- Try it
Restate the records in full and exactly, with no images included.

- Input records
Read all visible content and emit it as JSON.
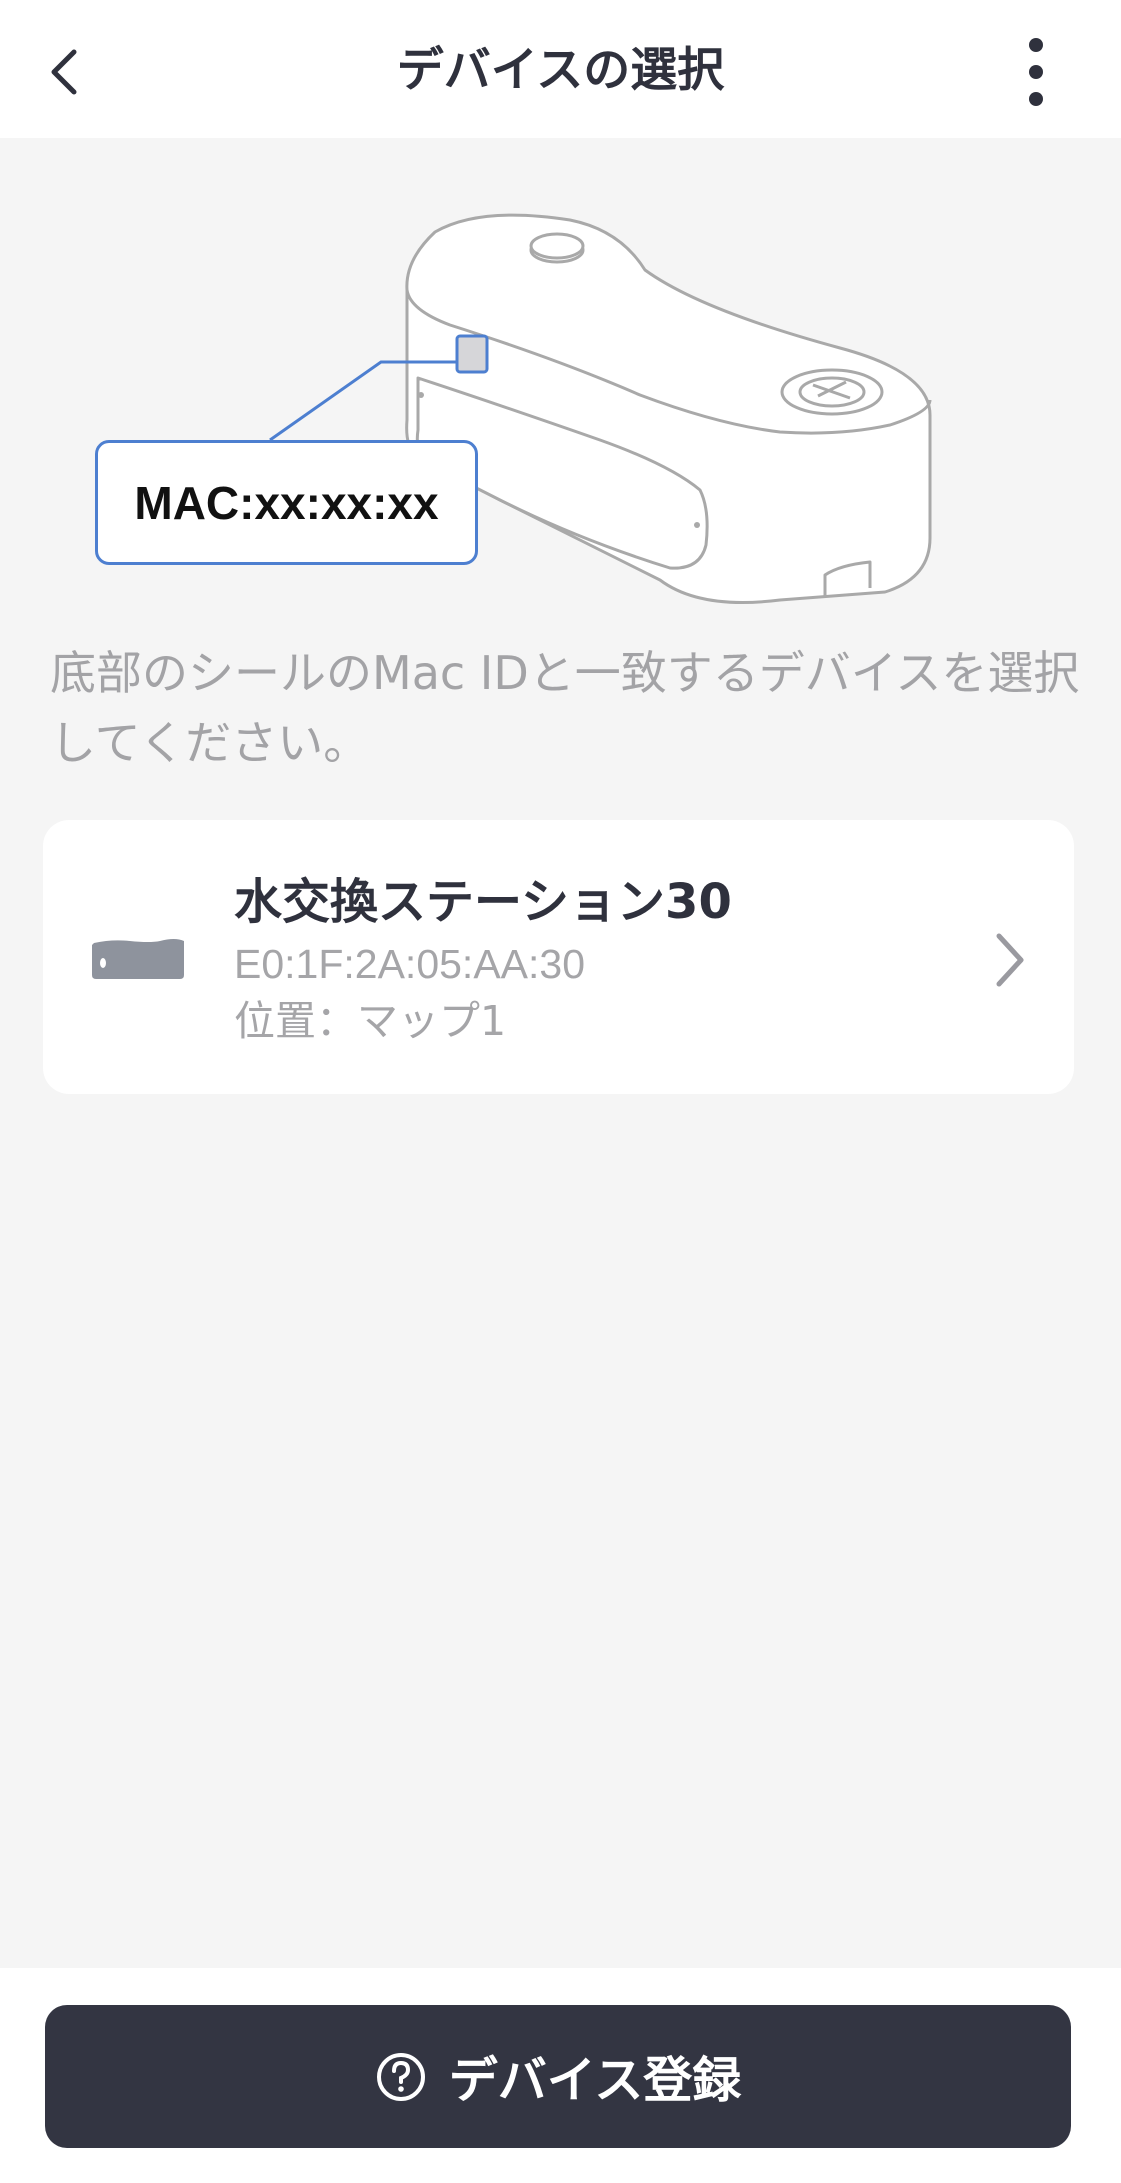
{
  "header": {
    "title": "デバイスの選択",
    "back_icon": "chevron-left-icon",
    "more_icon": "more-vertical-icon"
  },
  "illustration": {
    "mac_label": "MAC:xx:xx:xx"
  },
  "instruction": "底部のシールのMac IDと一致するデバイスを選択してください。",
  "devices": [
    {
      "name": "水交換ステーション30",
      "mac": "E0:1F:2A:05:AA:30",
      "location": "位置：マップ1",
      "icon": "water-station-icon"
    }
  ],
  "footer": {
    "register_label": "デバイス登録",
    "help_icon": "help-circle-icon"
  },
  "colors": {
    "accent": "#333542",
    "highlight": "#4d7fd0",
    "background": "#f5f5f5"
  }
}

- Answer area
Read all visible content and emit it as JSON.
{
  "header": {
    "title": "デバイスの選択",
    "back_icon": "chevron-left-icon",
    "more_icon": "more-vertical-icon"
  },
  "illustration": {
    "mac_label": "MAC:xx:xx:xx"
  },
  "instruction": "底部のシールのMac IDと一致するデバイスを選択してください。",
  "devices": [
    {
      "name": "水交換ステーション30",
      "mac": "E0:1F:2A:05:AA:30",
      "location": "位置：マップ1",
      "icon": "water-station-icon"
    }
  ],
  "footer": {
    "register_label": "デバイス登録",
    "help_icon": "help-circle-icon"
  },
  "colors": {
    "accent": "#333542",
    "highlight": "#4d7fd0",
    "background": "#f5f5f5"
  }
}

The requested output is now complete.